[Input material]:
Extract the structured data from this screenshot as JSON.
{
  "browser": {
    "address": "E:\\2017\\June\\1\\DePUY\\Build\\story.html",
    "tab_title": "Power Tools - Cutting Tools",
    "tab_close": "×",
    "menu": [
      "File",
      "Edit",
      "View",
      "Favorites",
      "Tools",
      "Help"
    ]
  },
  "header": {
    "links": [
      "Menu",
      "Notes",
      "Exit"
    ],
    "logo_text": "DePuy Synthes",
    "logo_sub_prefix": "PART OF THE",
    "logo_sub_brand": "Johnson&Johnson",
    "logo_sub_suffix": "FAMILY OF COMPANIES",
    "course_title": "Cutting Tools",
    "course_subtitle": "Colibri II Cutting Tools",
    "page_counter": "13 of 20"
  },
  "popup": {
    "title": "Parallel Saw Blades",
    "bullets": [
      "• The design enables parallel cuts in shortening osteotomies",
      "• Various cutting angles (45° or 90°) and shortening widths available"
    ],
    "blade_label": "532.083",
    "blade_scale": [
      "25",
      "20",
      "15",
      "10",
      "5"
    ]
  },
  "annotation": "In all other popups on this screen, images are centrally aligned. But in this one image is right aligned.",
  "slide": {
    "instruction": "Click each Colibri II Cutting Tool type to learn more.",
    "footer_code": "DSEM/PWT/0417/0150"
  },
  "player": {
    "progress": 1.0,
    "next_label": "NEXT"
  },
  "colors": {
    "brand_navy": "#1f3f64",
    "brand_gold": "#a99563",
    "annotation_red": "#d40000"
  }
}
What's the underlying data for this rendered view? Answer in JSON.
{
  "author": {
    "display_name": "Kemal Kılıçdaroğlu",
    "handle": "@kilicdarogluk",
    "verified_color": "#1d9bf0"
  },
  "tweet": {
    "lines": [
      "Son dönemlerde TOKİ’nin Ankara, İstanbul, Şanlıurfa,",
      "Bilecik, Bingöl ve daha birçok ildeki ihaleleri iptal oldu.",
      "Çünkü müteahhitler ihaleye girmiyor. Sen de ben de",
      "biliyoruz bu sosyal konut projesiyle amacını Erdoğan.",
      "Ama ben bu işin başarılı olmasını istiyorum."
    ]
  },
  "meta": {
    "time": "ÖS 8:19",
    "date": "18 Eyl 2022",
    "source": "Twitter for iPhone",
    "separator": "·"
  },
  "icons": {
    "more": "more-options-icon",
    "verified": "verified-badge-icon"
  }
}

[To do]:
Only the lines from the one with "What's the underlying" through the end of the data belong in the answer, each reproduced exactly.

[Answer space]:
What's the underlying data for this rendered view? Answer in JSON.
{
  "author": {
    "display_name": "Kemal Kılıçdaroğlu",
    "handle": "@kilicdarogluk",
    "verified_color": "#1d9bf0"
  },
  "tweet": {
    "lines": [
      "Son dönemlerde TOKİ’nin Ankara, İstanbul, Şanlıurfa,",
      "Bilecik, Bingöl ve daha birçok ildeki ihaleleri iptal oldu.",
      "Çünkü müteahhitler ihaleye girmiyor. Sen de ben de",
      "biliyoruz bu sosyal konut projesiyle amacını Erdoğan.",
      "Ama ben bu işin başarılı olmasını istiyorum."
    ]
  },
  "meta": {
    "time": "ÖS 8:19",
    "date": "18 Eyl 2022",
    "source": "Twitter for iPhone",
    "separator": "·"
  },
  "icons": {
    "more": "more-options-icon",
    "verified": "verified-badge-icon"
  }
}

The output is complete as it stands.